**Task to complete**. Copy out every line of the records where the string "kind" occurs.

**Provided data**.

%%

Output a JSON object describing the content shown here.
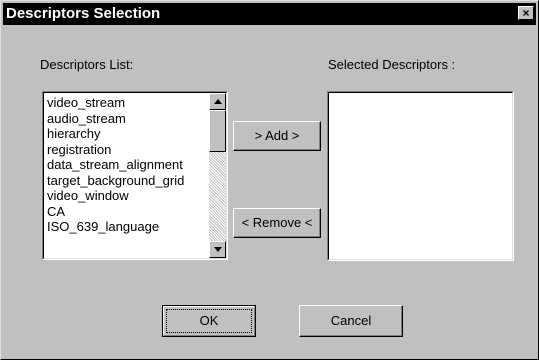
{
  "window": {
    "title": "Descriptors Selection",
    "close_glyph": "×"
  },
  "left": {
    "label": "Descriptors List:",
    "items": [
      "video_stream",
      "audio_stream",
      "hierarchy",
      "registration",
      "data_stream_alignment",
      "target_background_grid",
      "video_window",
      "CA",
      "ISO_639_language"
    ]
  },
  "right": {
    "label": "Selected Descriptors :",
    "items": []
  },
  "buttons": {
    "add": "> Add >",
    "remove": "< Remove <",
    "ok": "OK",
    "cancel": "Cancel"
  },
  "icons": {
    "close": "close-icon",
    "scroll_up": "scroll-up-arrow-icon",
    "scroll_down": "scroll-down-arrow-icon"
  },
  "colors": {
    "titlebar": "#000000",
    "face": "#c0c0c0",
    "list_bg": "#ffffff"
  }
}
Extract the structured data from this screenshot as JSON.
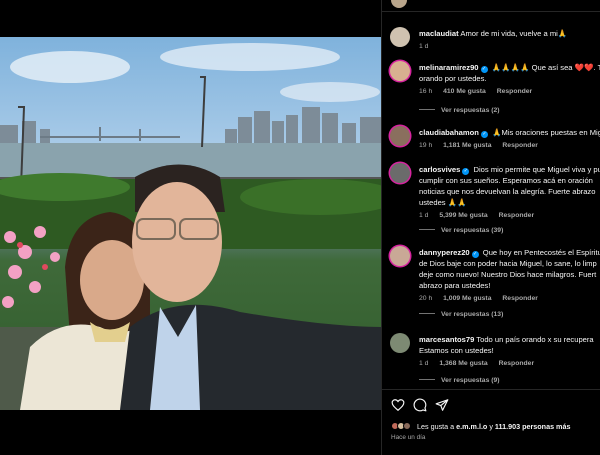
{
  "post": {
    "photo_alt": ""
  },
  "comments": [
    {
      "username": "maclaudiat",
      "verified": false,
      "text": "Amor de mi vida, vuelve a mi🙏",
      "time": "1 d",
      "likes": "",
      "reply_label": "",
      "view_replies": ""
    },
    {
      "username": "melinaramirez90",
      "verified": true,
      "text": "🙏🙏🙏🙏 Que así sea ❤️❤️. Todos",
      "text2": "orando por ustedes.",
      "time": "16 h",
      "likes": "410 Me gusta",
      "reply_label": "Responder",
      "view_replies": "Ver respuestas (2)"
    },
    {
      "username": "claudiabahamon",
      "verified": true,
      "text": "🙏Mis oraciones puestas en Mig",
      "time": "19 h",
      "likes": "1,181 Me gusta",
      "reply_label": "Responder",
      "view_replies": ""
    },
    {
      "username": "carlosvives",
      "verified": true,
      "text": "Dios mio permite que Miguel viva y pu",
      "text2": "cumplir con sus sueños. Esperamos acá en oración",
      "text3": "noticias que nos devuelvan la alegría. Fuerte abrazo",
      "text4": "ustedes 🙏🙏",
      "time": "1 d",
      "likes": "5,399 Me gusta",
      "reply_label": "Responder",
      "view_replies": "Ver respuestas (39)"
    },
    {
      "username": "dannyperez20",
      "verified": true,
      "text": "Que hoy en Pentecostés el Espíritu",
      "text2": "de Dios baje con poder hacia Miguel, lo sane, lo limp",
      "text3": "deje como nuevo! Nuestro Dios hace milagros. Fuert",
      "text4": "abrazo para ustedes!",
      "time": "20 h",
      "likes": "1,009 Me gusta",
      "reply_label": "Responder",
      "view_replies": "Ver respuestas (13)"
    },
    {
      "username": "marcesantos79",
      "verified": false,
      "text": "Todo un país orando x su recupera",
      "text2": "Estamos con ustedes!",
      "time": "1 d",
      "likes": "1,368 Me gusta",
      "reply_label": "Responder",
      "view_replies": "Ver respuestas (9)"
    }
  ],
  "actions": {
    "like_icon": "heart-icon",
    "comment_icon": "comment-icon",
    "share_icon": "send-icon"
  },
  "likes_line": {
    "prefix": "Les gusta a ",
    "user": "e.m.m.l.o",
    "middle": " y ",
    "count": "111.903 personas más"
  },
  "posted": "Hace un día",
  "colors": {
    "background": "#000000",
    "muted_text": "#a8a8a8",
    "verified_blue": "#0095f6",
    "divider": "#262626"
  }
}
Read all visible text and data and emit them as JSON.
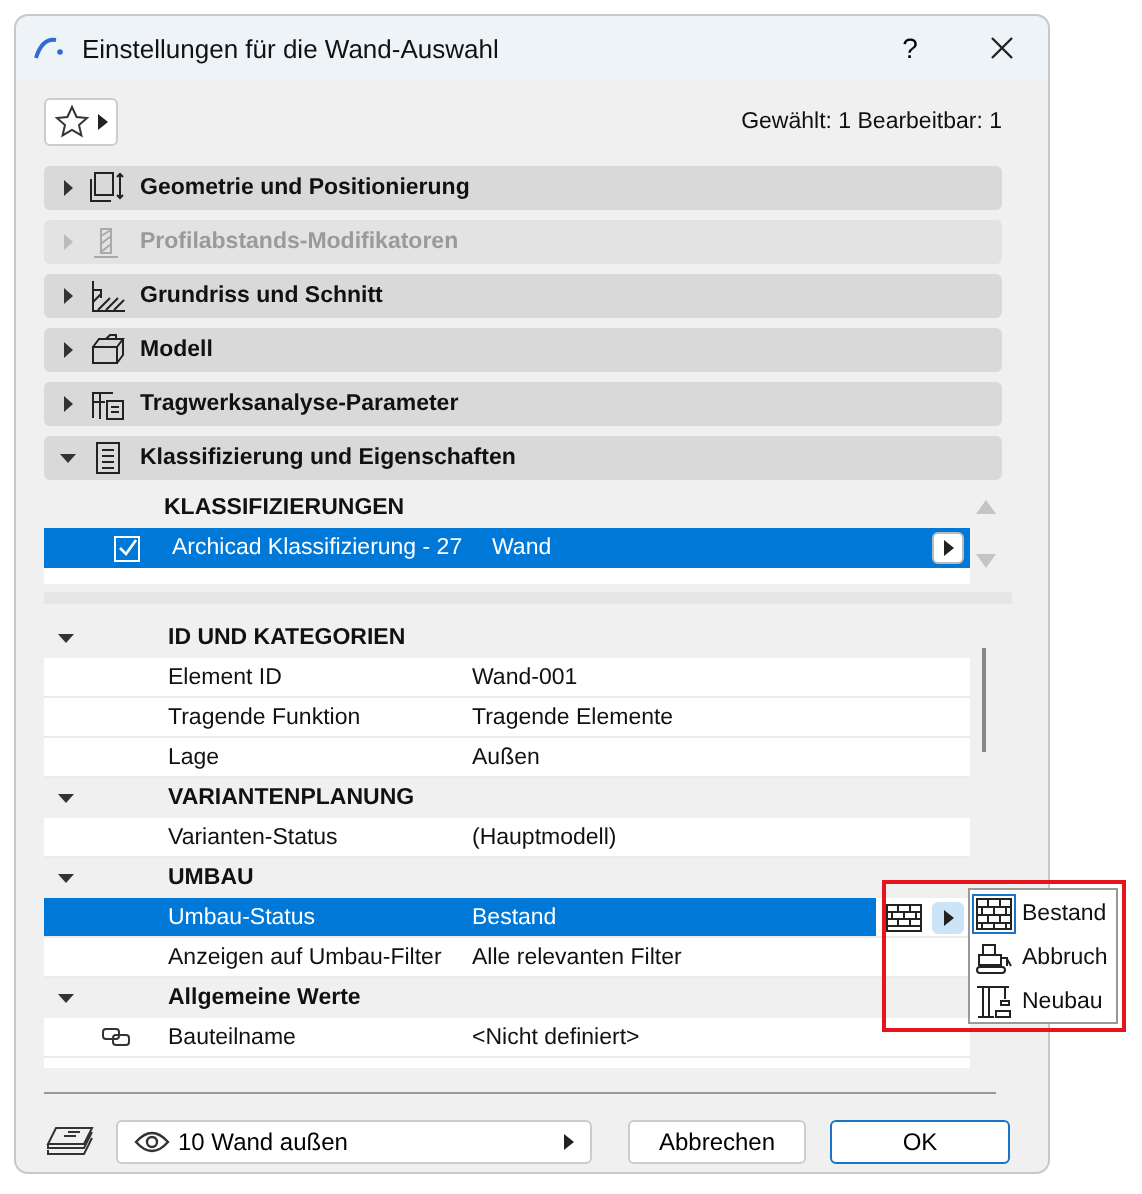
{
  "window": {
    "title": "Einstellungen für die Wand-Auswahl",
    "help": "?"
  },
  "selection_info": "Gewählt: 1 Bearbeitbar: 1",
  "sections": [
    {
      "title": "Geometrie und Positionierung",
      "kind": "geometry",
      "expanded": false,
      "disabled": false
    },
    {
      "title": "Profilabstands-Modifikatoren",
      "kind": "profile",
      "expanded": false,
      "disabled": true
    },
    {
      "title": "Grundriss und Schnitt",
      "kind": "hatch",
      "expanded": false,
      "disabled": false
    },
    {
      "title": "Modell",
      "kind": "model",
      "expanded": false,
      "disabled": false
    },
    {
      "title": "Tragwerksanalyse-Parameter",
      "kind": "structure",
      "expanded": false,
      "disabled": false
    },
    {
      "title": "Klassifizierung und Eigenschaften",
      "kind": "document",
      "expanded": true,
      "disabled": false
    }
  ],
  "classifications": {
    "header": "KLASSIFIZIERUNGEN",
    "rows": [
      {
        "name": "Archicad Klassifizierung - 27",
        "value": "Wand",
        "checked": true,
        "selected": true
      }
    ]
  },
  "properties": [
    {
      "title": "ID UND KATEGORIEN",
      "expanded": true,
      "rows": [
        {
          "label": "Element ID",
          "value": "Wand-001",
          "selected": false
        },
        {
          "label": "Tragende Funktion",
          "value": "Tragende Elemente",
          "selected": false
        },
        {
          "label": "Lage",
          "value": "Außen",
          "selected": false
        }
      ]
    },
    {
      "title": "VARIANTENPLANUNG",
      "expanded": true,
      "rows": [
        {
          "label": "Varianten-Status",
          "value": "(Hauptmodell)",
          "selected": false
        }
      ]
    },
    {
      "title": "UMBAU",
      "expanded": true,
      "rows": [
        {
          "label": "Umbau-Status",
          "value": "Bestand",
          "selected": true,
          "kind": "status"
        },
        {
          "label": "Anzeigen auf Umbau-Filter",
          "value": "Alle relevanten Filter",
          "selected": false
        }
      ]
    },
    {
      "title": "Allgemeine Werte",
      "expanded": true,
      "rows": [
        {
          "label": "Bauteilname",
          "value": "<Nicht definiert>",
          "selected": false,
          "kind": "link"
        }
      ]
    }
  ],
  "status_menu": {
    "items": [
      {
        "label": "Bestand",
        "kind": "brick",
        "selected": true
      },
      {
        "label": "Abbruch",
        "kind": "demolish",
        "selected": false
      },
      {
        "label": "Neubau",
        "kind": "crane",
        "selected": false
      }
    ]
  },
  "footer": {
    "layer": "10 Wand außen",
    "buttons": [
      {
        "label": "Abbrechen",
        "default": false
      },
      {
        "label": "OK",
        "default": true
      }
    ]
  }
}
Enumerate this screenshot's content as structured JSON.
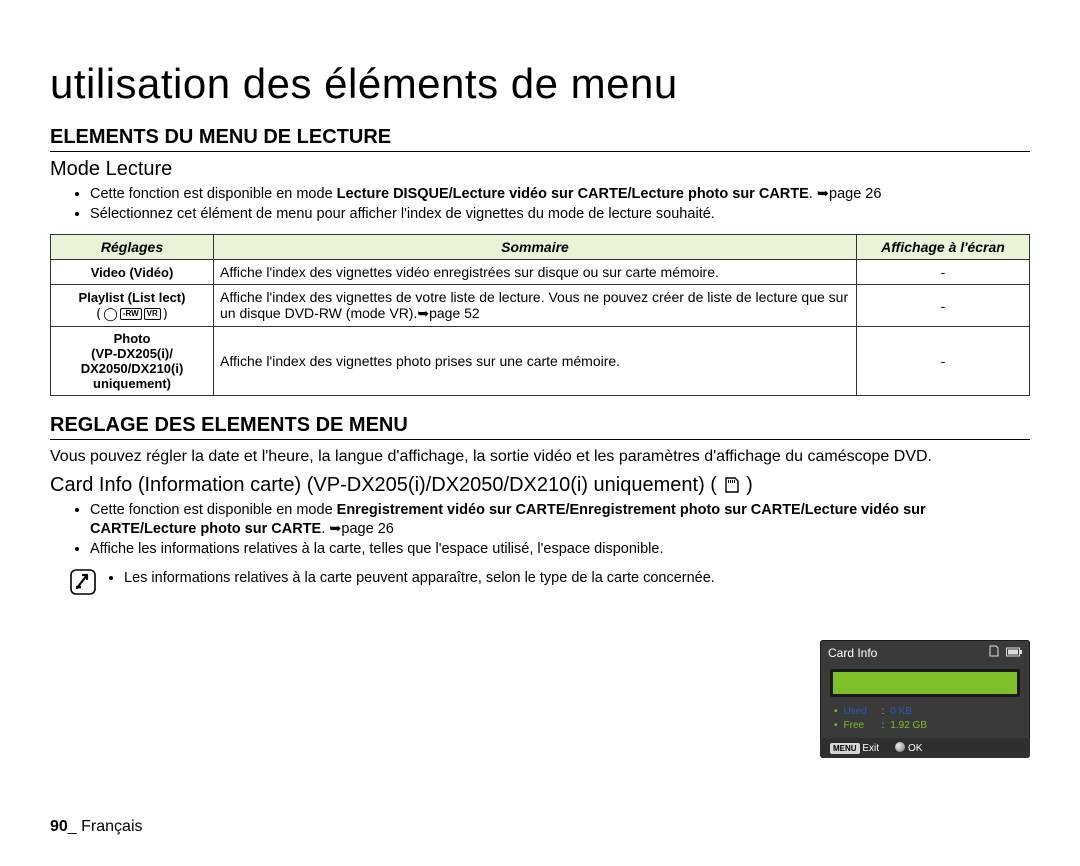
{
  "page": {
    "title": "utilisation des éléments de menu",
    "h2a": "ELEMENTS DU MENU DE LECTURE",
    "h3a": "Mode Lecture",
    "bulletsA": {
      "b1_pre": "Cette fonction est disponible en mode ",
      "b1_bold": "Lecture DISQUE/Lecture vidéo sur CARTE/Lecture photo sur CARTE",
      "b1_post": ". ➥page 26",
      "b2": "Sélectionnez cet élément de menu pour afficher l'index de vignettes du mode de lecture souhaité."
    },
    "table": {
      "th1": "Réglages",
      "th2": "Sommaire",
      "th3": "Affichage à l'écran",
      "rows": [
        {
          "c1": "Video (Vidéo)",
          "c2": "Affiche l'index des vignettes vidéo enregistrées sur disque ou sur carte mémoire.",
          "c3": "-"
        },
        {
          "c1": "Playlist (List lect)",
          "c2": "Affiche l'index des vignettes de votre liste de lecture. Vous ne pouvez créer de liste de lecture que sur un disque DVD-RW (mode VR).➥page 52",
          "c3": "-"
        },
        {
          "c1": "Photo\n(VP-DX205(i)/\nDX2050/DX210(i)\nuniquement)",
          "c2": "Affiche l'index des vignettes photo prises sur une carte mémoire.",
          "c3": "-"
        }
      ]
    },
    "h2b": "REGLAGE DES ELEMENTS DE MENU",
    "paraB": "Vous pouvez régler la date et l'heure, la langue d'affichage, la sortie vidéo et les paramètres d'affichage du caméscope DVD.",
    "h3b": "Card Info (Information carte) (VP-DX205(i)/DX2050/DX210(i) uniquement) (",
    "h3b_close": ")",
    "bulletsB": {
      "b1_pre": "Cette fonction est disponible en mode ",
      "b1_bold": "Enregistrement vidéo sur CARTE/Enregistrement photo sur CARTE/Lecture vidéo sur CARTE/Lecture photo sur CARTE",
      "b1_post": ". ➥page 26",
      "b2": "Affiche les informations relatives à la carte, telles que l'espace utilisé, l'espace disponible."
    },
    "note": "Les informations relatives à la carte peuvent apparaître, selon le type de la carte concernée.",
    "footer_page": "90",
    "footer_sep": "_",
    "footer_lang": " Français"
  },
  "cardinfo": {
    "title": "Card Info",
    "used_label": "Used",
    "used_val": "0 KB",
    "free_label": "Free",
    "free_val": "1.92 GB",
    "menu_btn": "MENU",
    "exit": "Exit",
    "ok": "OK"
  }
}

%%

**Answer**.
      "kind": "geometry",
      "kind": "profile",
      "kind": "hatch",
      "kind": "model",
      "kind": "structure",
      "kind": "document",
          "kind": "status"
          "kind": "link"
        "kind": "brick",
        "kind": "demolish",
        "kind": "crane",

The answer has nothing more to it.